| Problem statement |
Where does the word "NAPT" occur in the data below? Copy each line that holds it.

| Component data from apps and pages |
====================
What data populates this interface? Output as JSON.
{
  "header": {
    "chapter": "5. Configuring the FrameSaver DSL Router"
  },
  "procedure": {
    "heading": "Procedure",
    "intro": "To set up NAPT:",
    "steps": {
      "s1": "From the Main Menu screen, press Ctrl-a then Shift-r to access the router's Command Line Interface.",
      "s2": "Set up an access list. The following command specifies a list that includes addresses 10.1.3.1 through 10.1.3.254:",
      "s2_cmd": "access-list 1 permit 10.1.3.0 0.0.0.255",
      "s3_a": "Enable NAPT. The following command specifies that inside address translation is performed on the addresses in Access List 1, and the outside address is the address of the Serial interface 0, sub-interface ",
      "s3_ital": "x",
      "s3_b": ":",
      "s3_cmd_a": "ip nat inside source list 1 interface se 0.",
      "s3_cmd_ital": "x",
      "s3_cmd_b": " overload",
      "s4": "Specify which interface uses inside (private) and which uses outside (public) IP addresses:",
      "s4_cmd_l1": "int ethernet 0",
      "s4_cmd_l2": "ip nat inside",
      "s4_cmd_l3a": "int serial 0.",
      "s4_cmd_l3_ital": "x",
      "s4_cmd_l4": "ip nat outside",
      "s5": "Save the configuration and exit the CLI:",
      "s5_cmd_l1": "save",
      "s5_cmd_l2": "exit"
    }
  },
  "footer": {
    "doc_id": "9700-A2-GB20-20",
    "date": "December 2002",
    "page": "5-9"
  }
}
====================
| Result |
    "intro": "To set up NAPT:",
      "s3_a": "Enable NAPT. The following command specifies that inside address translation is performed on the addresses in Access List 1, and the outside address is the address of the Serial interface 0, sub-interface ",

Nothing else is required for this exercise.